A Dynamical Systems Approach Towards Modeling the Rapid Pressure Strain Correlation
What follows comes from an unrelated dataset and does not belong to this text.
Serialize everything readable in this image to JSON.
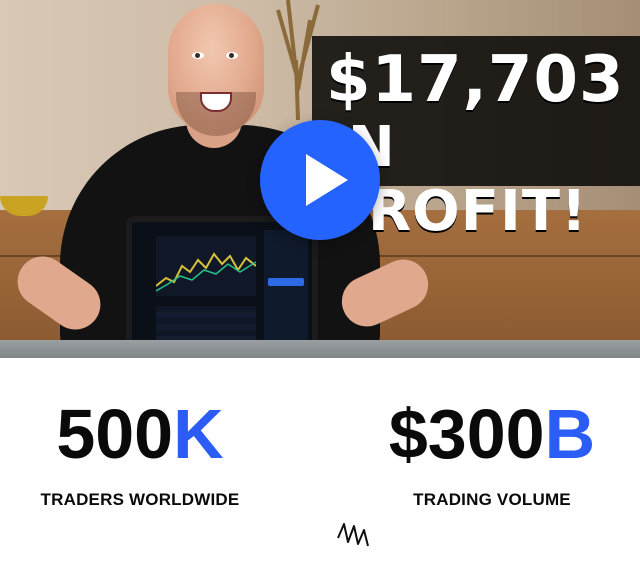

In this study, the behavior of pressure in the Rapid Distortion Limit, along with its concomitant modeling, are addressed. In the first part of the work, the role of pressure in the initiation, propagation and suppression of flow instabilities for quadratic flows is analyzed. The paradigm of analysis considers the Reynolds stress transport equations to govern the evolution of a dynamical system, in a state space composed of the Reynolds stress tensor components. This dynamical system is scrutinized via the identification of the invariant sets and the bifurcation analysis. The changing role of pressure in quadratic flows, viz. hyperbolic, shear and elliptic, is established mathematically and the underlying physics is explained. Along the maxim of "understanding before prediction", this allows for a deeper insight into the behavior of pressure, thus aiding in its modeling. The second part of this work deals with Rapid Pressure Strain Correlation modeling in earnest. Based on the comprehension developed in the preceding section, the classical pressure strain correlation modeling approaches are revisited. Their shortcomings, along with their successes, are articulated and explained, mathematically and from the viewpoint of the governing physics. Some of the salient issues addressed include, but are not limited to, the requisite nature of the model, viz. a linear or a nonlinear structure, the success of the extant models for hyperbolic flows, their inability to capture elliptic flows and the use of RDT simulations to validate models. Through this analysis, the schism between mathematical and physical guidelines and the engineering approach, at present, is substantiated. Subsequently, a model is developed that adheres to the classical modeling framework and shows excellent agreement with the RDT simulations. The performance of this model is compared to that of other nominations prevalent in engineering simulations. The work concludes with a summary, pertinent observations and recommendations for future research in the germane field.